And if World War Two seems a long way to be referencing back, here’s legendary journalist Max Hastings covering the Falkands War just 33 years ago, in camouflage, no press markings, winning ‘Journalist of the Year’ at the British press awards for his work there.
So let’s call ‘press’ markings and the supposed obligation to wear them what they are – a modern concept in war correspondence. Whether it endures will depend on whether it saves or kills more journalists. The doubt as to whether will ensure that wearing ‘press’ markings should always be regarded as personal choice.
66 journalists were killed in 2014. Who’s to judge the choice a journalist makes to stay alive?
By Graham, Part 1 here – https://thetruthspeaker.co/2015/02/02/redefining-the-war-correspondent-part-12/
By Patrick Lancaster
Pro Ukraine forces have lost control of the Donetsk airport. After many months
of the airport being the center and symbol of the intense war here in Donbass. The facts are that the Donetsk international airport has not been in normal operation and in fact has been a fierce battle field for over eight months since the 26th of May of last year.
In CNN’s Nick Paton Walsh piece it is reported that flights left Donetsk airport six months ago, and that fighting has only been going on there for six months. This is just not true. Maybe to some two months does not sound like a big deal. Well it is. People have died in this time. These facts will be studied in history books for years to come, and should be respected as such. Maybe if CNN would have given
more attention to this war they would have a better idea of the reality of what is going on here instead of just sending some people to do some war tourism for a couple of days.
The people here in Donetsk deserve the truth of what is happening here to get out to the world, not this –
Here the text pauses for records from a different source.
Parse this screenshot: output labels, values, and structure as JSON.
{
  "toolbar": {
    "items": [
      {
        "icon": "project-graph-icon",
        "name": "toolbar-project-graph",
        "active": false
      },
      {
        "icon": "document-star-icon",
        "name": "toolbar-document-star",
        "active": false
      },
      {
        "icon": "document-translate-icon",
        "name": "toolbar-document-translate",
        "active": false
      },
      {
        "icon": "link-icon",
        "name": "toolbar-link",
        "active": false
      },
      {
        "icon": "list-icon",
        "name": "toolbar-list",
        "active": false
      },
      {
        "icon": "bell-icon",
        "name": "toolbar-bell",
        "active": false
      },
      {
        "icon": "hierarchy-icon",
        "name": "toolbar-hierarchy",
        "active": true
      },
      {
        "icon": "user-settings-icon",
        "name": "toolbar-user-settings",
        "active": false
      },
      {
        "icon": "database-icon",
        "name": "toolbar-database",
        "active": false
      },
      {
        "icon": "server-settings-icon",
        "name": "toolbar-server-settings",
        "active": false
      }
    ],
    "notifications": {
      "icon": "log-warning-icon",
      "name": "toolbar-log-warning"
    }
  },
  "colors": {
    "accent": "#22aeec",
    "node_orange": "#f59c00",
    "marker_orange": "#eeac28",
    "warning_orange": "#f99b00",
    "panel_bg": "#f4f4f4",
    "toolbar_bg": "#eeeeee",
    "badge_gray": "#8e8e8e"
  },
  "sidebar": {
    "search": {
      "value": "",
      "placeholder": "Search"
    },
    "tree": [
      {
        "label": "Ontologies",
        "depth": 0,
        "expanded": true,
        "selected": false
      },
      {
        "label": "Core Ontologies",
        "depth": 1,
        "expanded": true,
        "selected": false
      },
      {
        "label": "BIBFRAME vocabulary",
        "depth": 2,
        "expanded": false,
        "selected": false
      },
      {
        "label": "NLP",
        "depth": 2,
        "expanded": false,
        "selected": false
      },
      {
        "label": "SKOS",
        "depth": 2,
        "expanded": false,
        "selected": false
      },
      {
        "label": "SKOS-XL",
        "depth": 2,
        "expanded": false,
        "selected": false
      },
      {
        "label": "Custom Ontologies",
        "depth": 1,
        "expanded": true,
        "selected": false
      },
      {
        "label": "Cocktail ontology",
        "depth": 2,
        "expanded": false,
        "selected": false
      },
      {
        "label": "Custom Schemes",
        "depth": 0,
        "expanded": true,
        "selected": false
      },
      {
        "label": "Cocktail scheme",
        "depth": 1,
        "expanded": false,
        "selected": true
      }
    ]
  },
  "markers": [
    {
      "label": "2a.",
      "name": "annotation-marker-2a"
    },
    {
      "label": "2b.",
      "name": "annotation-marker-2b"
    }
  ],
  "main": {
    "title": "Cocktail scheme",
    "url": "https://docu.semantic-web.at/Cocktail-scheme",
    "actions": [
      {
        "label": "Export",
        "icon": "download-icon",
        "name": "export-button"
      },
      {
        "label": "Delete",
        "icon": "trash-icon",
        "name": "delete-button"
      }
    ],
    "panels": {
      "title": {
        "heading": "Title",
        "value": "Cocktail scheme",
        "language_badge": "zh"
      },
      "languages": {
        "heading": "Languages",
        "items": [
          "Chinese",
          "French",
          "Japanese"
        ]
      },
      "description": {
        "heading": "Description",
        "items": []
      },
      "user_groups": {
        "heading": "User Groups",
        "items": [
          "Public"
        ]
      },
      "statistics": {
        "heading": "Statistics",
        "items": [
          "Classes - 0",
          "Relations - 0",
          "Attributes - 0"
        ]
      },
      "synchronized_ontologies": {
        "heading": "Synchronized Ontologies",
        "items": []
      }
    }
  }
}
Below you can find many of my reports and videos I have made on Donetsk airport in chronological order.
Follow my Youtube channel and on Twitter for more on Donetsk and how the war affects the people here.